The other extreme is to say two programs are equivalent iff they compute the same function (or show the same observable behavior in similar environments). But these are not good: not all programs checking primality are the same. We can add a line of code with no effect on the result and we would still consider it the same program.
This is not an extreme: program equivalence must be defined relative to a notion of observation.
The most common definition in PL research is contextual equivalence. In contextual equivalence, the idea is that we observe programs by using them as components of larger programs (the context). So if two programs compute the same final value for all contexts, then they are judged to be equal. Since this definition quantifies over all possible program contexts, it is difficult to work with directly.
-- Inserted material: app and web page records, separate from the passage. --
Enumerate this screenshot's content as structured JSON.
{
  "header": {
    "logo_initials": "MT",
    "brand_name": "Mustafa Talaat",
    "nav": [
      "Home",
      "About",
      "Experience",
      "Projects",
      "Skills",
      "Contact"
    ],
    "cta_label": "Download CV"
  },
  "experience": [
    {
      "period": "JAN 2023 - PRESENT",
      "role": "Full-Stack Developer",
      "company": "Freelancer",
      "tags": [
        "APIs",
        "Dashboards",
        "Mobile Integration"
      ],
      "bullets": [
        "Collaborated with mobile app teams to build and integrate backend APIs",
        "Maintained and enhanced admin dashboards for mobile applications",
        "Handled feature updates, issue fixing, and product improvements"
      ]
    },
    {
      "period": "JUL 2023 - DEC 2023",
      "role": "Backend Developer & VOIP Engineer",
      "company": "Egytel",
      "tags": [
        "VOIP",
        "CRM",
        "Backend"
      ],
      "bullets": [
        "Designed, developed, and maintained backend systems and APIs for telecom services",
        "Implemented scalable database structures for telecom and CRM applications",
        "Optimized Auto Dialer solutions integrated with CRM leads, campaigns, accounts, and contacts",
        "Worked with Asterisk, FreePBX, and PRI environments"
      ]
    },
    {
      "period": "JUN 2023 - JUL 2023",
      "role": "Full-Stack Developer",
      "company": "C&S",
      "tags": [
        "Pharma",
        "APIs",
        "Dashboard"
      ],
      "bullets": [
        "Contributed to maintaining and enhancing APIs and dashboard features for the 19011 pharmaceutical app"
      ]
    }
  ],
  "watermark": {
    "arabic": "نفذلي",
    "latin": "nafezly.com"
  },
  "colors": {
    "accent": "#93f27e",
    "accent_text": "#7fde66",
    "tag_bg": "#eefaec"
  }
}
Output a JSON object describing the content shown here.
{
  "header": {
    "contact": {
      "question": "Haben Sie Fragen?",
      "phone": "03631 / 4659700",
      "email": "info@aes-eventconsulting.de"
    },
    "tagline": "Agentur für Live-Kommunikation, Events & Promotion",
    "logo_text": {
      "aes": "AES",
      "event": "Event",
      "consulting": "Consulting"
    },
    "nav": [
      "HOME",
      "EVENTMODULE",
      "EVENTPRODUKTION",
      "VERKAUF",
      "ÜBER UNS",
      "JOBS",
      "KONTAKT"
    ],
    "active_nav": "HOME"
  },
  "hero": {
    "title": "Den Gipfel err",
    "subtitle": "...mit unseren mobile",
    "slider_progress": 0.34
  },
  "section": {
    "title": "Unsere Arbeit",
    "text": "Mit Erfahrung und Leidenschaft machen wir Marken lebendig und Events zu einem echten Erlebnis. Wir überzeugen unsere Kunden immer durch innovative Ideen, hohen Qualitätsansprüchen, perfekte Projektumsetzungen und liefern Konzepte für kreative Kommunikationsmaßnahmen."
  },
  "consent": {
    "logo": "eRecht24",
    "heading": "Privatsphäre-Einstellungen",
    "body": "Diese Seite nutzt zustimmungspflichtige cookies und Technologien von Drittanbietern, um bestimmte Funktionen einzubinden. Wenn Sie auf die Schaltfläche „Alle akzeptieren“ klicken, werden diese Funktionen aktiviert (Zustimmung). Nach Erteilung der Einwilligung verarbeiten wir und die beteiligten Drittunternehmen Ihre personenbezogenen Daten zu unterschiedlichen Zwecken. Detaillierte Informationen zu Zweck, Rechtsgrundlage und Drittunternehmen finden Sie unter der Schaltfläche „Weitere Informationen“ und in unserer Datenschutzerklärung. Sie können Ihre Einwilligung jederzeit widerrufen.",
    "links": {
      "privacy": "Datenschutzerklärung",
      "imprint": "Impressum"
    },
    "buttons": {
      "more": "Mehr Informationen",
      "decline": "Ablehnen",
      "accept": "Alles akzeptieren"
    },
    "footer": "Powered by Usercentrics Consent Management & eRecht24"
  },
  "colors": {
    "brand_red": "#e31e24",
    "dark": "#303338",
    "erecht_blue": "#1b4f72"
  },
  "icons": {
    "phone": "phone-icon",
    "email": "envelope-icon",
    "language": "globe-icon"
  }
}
So a typical research program in PL is to find compositional reasoning principles which imply contextual equivalence.
However, this is not the only possible notion of observation. For example, we can easily say that the memory, time, or power behavior of a program is observable. In this case, fewer program equivalences hold, since we can distinguish more programs (eg, mergesort is now distinguishable from quicksort). If you want to (say) design languages immune to timing channel attacks, or to design space-bounded programming languages, then this is the sort of thing you have to do.
Also, we may choose to judge some of the intermediate states of a computation as observable. This always happens for concurrent languages, due to the possibility of interference. But you might want to take this view even for sequential languages --- for example, if you want to ensure that no computations store unencrypted data in main memory, then you have to regard writes to main memory as observable.
Basically, there is no single notion of program equivalence; it is always relative to the notion of observation you pick, and that depends on the application you have in mind.